----- Raw data
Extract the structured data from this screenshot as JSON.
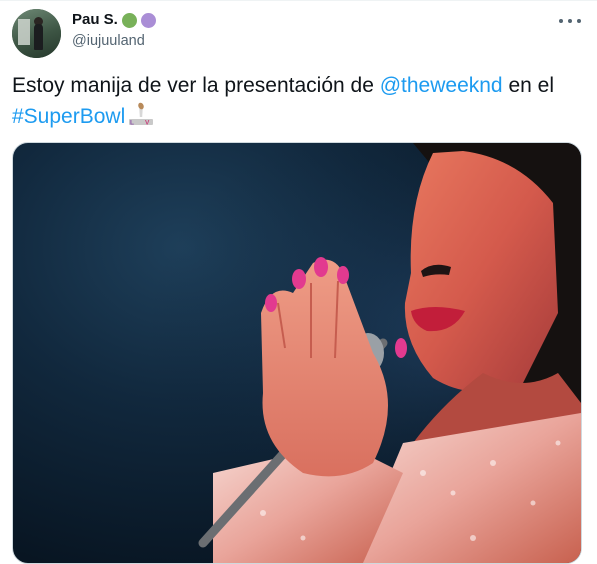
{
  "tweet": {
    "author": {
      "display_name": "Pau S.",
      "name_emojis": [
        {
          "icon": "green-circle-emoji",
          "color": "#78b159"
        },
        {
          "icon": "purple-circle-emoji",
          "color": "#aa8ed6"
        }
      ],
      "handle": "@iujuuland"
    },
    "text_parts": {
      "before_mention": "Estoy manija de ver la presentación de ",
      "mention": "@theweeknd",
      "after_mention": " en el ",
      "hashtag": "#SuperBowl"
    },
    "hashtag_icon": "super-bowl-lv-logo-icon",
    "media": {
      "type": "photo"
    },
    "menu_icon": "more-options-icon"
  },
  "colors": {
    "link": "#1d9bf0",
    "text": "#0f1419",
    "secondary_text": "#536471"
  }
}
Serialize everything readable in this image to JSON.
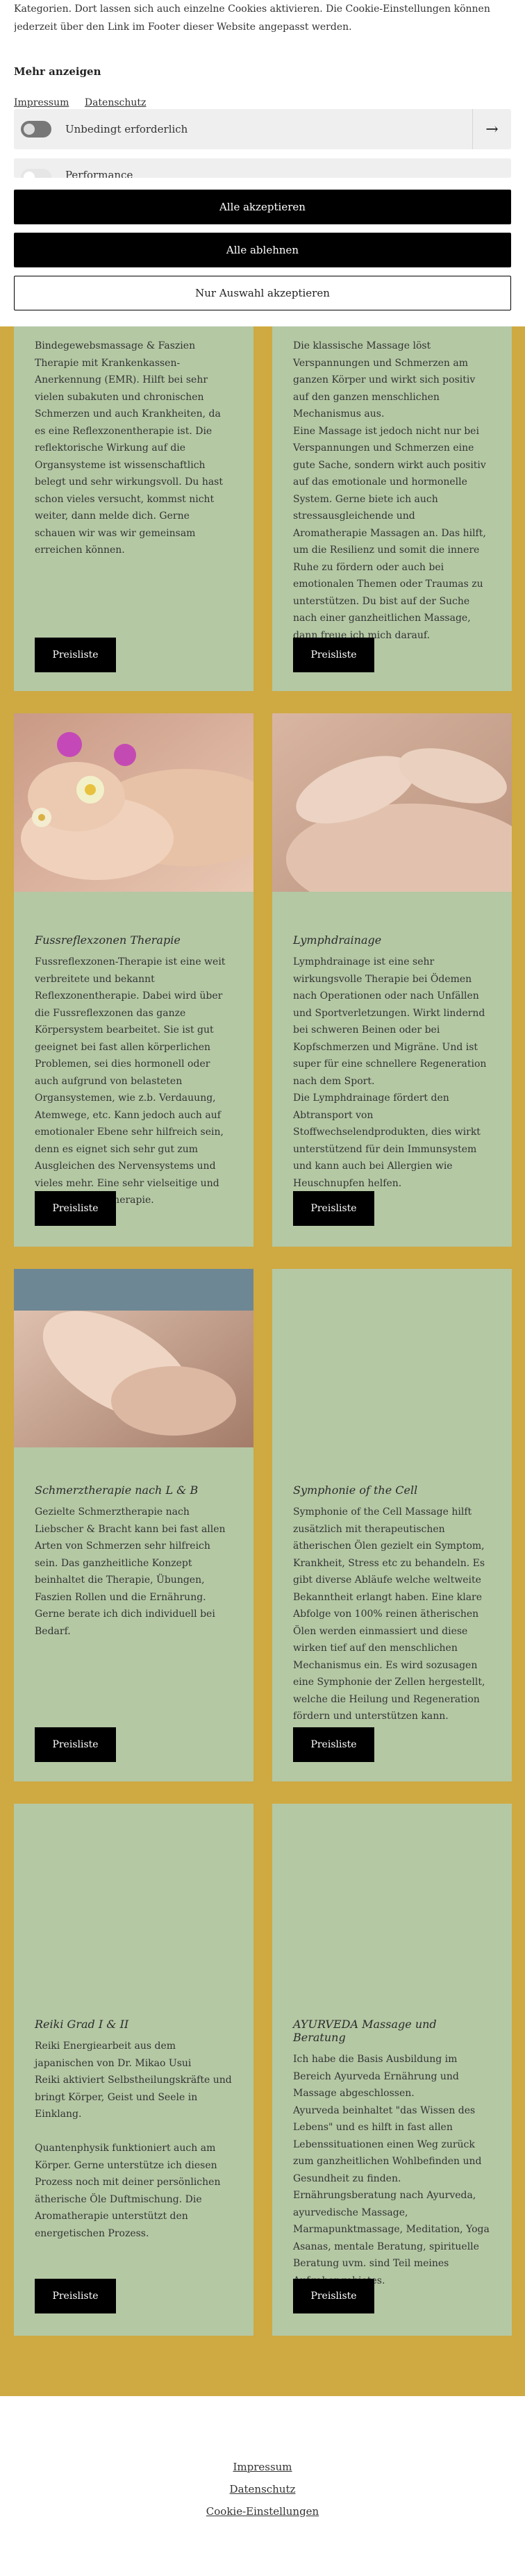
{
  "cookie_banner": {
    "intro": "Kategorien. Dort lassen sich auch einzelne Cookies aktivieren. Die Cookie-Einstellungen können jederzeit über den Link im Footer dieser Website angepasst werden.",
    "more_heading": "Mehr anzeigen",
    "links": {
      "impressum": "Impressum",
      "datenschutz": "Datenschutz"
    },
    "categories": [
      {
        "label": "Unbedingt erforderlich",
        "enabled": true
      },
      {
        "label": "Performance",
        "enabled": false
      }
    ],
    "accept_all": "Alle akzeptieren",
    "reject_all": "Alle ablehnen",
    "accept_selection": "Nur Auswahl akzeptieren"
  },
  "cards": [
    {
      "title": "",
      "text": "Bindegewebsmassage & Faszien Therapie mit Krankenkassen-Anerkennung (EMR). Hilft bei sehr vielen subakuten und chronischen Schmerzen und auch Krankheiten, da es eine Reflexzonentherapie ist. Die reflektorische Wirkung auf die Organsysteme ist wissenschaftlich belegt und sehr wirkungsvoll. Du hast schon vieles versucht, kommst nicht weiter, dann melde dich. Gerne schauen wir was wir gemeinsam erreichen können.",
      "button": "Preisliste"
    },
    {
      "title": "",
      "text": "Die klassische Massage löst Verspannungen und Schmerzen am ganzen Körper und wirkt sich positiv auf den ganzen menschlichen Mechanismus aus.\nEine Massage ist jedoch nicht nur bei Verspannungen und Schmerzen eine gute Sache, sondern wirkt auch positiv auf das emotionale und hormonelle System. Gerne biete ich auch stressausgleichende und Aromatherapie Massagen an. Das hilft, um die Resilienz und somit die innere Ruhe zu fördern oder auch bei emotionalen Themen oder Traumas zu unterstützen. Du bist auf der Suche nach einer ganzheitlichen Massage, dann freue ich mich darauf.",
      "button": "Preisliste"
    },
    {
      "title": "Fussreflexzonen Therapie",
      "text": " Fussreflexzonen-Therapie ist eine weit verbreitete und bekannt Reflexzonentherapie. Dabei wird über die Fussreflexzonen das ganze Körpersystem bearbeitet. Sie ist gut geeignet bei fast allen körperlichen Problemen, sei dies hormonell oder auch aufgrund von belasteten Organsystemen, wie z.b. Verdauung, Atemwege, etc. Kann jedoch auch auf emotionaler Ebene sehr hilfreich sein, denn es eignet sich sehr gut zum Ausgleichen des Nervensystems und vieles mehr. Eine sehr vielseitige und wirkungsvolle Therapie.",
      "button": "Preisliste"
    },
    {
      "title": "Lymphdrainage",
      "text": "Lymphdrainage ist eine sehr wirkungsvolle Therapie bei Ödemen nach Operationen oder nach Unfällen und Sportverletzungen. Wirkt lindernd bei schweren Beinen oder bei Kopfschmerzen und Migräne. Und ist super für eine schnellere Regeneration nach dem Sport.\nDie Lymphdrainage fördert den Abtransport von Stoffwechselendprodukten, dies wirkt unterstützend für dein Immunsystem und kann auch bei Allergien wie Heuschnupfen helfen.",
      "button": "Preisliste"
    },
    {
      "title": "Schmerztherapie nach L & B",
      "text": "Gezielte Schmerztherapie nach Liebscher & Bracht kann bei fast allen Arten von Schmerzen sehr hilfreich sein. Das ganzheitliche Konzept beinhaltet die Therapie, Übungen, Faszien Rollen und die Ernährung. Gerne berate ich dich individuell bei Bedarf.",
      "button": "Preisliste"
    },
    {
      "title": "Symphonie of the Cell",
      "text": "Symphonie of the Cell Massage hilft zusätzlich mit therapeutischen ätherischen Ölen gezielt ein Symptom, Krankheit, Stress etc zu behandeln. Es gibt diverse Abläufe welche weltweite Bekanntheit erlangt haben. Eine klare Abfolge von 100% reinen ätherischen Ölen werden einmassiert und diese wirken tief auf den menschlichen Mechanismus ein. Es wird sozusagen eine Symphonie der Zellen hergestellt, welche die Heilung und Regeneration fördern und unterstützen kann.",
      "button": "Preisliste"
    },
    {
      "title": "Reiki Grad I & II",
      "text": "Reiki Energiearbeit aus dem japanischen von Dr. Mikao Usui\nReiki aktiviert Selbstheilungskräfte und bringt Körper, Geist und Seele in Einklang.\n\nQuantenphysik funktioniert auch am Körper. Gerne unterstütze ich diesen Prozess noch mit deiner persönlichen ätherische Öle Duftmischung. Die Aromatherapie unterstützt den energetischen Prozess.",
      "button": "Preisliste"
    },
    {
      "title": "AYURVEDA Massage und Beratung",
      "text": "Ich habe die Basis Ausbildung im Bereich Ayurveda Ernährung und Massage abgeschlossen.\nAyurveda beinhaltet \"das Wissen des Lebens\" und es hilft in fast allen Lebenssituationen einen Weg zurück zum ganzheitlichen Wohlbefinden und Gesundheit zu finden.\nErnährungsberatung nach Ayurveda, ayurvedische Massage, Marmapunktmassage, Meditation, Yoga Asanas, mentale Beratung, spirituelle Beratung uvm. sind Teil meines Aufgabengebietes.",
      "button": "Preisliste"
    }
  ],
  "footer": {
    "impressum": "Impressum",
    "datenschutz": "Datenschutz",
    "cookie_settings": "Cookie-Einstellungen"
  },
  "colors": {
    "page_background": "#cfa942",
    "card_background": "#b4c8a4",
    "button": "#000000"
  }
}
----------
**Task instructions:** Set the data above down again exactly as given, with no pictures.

**Response area:**
Extract the structured data from this screenshot as JSON.
{
  "tweet": {
    "author": {
      "display_name": "Pau S.",
      "name_emojis": [
        {
          "icon": "green-circle-emoji",
          "color": "#78b159"
        },
        {
          "icon": "purple-circle-emoji",
          "color": "#aa8ed6"
        }
      ],
      "handle": "@iujuuland"
    },
    "text_parts": {
      "before_mention": "Estoy manija de ver la presentación de ",
      "mention": "@theweeknd",
      "after_mention": " en el ",
      "hashtag": "#SuperBowl"
    },
    "hashtag_icon": "super-bowl-lv-logo-icon",
    "media": {
      "type": "photo"
    },
    "menu_icon": "more-options-icon"
  },
  "colors": {
    "link": "#1d9bf0",
    "text": "#0f1419",
    "secondary_text": "#536471"
  }
}
Serialize everything readable in this image to JSON.
{
  "cookie_banner": {
    "intro": "Kategorien. Dort lassen sich auch einzelne Cookies aktivieren. Die Cookie-Einstellungen können jederzeit über den Link im Footer dieser Website angepasst werden.",
    "more_heading": "Mehr anzeigen",
    "links": {
      "impressum": "Impressum",
      "datenschutz": "Datenschutz"
    },
    "categories": [
      {
        "label": "Unbedingt erforderlich",
        "enabled": true
      },
      {
        "label": "Performance",
        "enabled": false
      }
    ],
    "accept_all": "Alle akzeptieren",
    "reject_all": "Alle ablehnen",
    "accept_selection": "Nur Auswahl akzeptieren"
  },
  "cards": [
    {
      "title": "",
      "text": "Bindegewebsmassage & Faszien Therapie mit Krankenkassen-Anerkennung (EMR). Hilft bei sehr vielen subakuten und chronischen Schmerzen und auch Krankheiten, da es eine Reflexzonentherapie ist. Die reflektorische Wirkung auf die Organsysteme ist wissenschaftlich belegt und sehr wirkungsvoll. Du hast schon vieles versucht, kommst nicht weiter, dann melde dich. Gerne schauen wir was wir gemeinsam erreichen können.",
      "button": "Preisliste"
    },
    {
      "title": "",
      "text": "Die klassische Massage löst Verspannungen und Schmerzen am ganzen Körper und wirkt sich positiv auf den ganzen menschlichen Mechanismus aus.\nEine Massage ist jedoch nicht nur bei Verspannungen und Schmerzen eine gute Sache, sondern wirkt auch positiv auf das emotionale und hormonelle System. Gerne biete ich auch stressausgleichende und Aromatherapie Massagen an. Das hilft, um die Resilienz und somit die innere Ruhe zu fördern oder auch bei emotionalen Themen oder Traumas zu unterstützen. Du bist auf der Suche nach einer ganzheitlichen Massage, dann freue ich mich darauf.",
      "button": "Preisliste"
    },
    {
      "title": "Fussreflexzonen Therapie",
      "text": " Fussreflexzonen-Therapie ist eine weit verbreitete und bekannt Reflexzonentherapie. Dabei wird über die Fussreflexzonen das ganze Körpersystem bearbeitet. Sie ist gut geeignet bei fast allen körperlichen Problemen, sei dies hormonell oder auch aufgrund von belasteten Organsystemen, wie z.b. Verdauung, Atemwege, etc. Kann jedoch auch auf emotionaler Ebene sehr hilfreich sein, denn es eignet sich sehr gut zum Ausgleichen des Nervensystems und vieles mehr. Eine sehr vielseitige und wirkungsvolle Therapie.",
      "button": "Preisliste"
    },
    {
      "title": "Lymphdrainage",
      "text": "Lymphdrainage ist eine sehr wirkungsvolle Therapie bei Ödemen nach Operationen oder nach Unfällen und Sportverletzungen. Wirkt lindernd bei schweren Beinen oder bei Kopfschmerzen und Migräne. Und ist super für eine schnellere Regeneration nach dem Sport.\nDie Lymphdrainage fördert den Abtransport von Stoffwechselendprodukten, dies wirkt unterstützend für dein Immunsystem und kann auch bei Allergien wie Heuschnupfen helfen.",
      "button": "Preisliste"
    },
    {
      "title": "Schmerztherapie nach L & B",
      "text": "Gezielte Schmerztherapie nach Liebscher & Bracht kann bei fast allen Arten von Schmerzen sehr hilfreich sein. Das ganzheitliche Konzept beinhaltet die Therapie, Übungen, Faszien Rollen und die Ernährung. Gerne berate ich dich individuell bei Bedarf.",
      "button": "Preisliste"
    },
    {
      "title": "Symphonie of the Cell",
      "text": "Symphonie of the Cell Massage hilft zusätzlich mit therapeutischen ätherischen Ölen gezielt ein Symptom, Krankheit, Stress etc zu behandeln. Es gibt diverse Abläufe welche weltweite Bekanntheit erlangt haben. Eine klare Abfolge von 100% reinen ätherischen Ölen werden einmassiert und diese wirken tief auf den menschlichen Mechanismus ein. Es wird sozusagen eine Symphonie der Zellen hergestellt, welche die Heilung und Regeneration fördern und unterstützen kann.",
      "button": "Preisliste"
    },
    {
      "title": "Reiki Grad I & II",
      "text": "Reiki Energiearbeit aus dem japanischen von Dr. Mikao Usui\nReiki aktiviert Selbstheilungskräfte und bringt Körper, Geist und Seele in Einklang.\n\nQuantenphysik funktioniert auch am Körper. Gerne unterstütze ich diesen Prozess noch mit deiner persönlichen ätherische Öle Duftmischung. Die Aromatherapie unterstützt den energetischen Prozess.",
      "button": "Preisliste"
    },
    {
      "title": "AYURVEDA Massage und Beratung",
      "text": "Ich habe die Basis Ausbildung im Bereich Ayurveda Ernährung und Massage abgeschlossen.\nAyurveda beinhaltet \"das Wissen des Lebens\" und es hilft in fast allen Lebenssituationen einen Weg zurück zum ganzheitlichen Wohlbefinden und Gesundheit zu finden.\nErnährungsberatung nach Ayurveda, ayurvedische Massage, Marmapunktmassage, Meditation, Yoga Asanas, mentale Beratung, spirituelle Beratung uvm. sind Teil meines Aufgabengebietes.",
      "button": "Preisliste"
    }
  ],
  "footer": {
    "impressum": "Impressum",
    "datenschutz": "Datenschutz",
    "cookie_settings": "Cookie-Einstellungen"
  },
  "colors": {
    "page_background": "#cfa942",
    "card_background": "#b4c8a4",
    "button": "#000000"
  }
}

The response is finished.